Amara La Negra unintentionally developed into the mainstream media’ s voice and deal with for Afro-Latino identity last month, after VH1′ s “ Love &Hip Hop: Miami ” aired a conflict in between the vocalist and Puerto Rican music manufacturer Young Hollywood.
The manufacturer had actually informed the 27-year-old vocalist she need to alter her Afro and be “ a bit more Beyonc, a little less Macy Gray,” triggering Amara to protect her identity and look. The heated exchange eventually stimulated a discussion about colorism and bigotry within the Latino neighborhood.
The vocalist, born Dana Danelys de los Santos, informed HuffPost on Wednesday she feels it’ s “ incredibly essential ” to hold Latinos liable for bigotry and colorism.
“ I believe it ’ s regrettable that there ’ s a lot of skilled Afro-Latinos all around the world however we ’ re not offered the exact same chances based off the manner in which we look, ” Amara informed HuffPost following a live interview at the Build Studio , which is owned by Oath, HuffPost’s moms and dad business. “ It ’ s not that we ’ re not skilled. It ’ s not that we ’ re not informed. They simply wear ’ t think about that we [have] exactly what they think about to [be] the Latino appearance. ”
The Miami-born Dominican vocalist stated she feels the have to inform individuals about colorism in Latin America, however she likewise comprehends not everybody is open to discovering.
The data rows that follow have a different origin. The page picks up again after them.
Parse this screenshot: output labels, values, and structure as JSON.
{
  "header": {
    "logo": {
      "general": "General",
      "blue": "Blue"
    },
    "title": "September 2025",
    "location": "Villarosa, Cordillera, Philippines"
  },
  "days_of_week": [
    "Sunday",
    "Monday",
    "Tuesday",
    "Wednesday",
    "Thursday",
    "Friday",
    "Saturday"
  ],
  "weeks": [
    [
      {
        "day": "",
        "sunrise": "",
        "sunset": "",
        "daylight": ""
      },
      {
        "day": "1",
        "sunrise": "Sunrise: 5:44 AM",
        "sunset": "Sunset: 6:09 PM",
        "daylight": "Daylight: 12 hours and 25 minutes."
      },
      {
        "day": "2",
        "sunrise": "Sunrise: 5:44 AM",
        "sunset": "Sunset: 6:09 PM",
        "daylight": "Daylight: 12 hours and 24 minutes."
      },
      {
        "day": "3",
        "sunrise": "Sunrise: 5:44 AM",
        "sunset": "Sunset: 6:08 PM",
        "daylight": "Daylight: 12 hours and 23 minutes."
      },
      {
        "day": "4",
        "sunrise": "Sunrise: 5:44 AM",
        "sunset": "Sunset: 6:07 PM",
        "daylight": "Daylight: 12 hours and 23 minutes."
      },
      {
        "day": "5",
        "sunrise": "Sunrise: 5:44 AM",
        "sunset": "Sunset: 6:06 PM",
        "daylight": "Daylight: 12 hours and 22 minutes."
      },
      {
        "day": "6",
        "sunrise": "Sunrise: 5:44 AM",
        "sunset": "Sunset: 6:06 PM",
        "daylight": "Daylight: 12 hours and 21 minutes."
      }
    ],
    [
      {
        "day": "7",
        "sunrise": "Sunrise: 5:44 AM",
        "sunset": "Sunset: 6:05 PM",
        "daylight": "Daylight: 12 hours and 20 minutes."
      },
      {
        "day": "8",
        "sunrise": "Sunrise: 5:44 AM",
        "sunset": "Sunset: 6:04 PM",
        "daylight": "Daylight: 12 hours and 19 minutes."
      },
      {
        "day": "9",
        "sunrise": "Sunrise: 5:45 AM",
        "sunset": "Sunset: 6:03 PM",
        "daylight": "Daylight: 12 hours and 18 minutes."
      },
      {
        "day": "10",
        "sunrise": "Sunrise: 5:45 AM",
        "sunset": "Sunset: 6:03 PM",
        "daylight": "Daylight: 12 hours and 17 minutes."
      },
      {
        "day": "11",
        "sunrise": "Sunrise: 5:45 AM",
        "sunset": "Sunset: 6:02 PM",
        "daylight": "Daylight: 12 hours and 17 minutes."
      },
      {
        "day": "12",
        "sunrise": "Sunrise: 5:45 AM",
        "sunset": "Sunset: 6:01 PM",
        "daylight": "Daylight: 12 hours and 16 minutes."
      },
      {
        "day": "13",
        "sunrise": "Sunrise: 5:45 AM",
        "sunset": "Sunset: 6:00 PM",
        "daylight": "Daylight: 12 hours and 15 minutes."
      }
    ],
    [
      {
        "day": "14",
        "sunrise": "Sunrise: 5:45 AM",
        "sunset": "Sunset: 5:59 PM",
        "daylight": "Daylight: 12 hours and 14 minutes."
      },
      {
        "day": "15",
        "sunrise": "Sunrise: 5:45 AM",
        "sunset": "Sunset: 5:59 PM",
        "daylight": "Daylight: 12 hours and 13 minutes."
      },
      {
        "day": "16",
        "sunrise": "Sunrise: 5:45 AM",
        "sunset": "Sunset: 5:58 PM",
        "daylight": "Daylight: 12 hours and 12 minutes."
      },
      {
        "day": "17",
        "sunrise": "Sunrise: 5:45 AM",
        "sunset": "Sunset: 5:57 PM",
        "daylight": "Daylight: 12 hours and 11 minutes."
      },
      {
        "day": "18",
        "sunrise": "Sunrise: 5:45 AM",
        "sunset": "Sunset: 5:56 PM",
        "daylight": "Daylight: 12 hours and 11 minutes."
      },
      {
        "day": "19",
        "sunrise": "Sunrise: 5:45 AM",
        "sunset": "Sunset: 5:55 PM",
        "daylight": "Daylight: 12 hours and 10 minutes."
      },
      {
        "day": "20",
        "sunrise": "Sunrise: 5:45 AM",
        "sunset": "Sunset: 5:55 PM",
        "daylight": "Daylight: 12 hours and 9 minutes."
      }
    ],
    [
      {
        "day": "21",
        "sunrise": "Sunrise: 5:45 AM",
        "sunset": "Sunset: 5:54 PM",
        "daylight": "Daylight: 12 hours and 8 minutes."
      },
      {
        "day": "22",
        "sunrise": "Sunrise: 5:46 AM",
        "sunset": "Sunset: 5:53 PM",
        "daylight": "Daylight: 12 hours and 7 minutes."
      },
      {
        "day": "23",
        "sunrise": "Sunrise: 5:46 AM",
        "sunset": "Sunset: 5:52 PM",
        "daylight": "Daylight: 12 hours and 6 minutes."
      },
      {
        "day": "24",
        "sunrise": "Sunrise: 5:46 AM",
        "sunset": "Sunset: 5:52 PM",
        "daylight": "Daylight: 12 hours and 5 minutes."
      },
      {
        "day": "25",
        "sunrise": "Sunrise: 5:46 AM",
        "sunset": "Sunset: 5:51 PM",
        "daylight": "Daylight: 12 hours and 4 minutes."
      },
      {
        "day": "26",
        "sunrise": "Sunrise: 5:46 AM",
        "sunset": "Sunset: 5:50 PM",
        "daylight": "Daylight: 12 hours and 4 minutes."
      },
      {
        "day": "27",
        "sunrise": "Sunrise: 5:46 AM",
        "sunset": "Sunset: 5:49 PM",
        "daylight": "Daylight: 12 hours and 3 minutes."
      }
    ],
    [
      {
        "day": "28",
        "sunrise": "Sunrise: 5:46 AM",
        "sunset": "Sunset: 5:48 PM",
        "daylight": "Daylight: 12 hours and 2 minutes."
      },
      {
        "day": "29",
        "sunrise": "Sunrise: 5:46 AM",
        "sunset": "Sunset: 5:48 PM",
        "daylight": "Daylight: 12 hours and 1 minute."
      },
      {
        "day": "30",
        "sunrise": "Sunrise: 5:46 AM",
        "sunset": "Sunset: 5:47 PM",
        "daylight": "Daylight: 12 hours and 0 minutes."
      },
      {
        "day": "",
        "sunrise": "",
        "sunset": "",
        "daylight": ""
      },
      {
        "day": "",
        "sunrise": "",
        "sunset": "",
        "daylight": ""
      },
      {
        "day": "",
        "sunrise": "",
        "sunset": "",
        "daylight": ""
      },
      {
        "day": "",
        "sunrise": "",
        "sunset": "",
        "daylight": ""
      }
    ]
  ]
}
“ A great deal of individuals will never ever comprehend since they will never ever be looked [at] with the eyes that we’ re looked [at], ” she stated. “ There ’ s constantly this appearance of ‘ Ugh, la negra ’ (the black lady ) or ‘ put on ’ t get wed to a black male, wear ’ t get wed to a black female, you need to much better the race. ’ I simply believe it ’ s unfair due to the fact that exactly what ’ s incorrect with me? Exactly what makes meso awful? Why put on ’ t they see me [as] stunning? Exactly what is incorrect about my character or my appearances or my functions that triggers that issue?”
During her Build discussion with Yahoo’ s Brittany Jones-Cooper, the vocalist likewise called out Spanish-language telenovelas for hardly ever casting Afro-Latinos beyond slavery-related stories or the current Celia Cruz series. Amara stated she won’ t seem like things have actually altered till there’ s more representation of Afro-Latinos throughout all media.
“ I understand that I ’ m just one individual however a single person can make a distinction, ” she informed HuffPost. “ I ’ m working to breaking that barrier and altering that not simply for myself however for the upcoming generation that still doesn’ t feel that [things are] possible for them. ”
Amara, who started her profession as a kid on Univision’ s weekend range reveal “ Sbado Gigante, ” got into the Latin music market with songs like “ Ayy ” and “ S que soy. ” The vocalist now wishes to crossover into the English market, with some assistance from VH1′ s hip-hop truth series.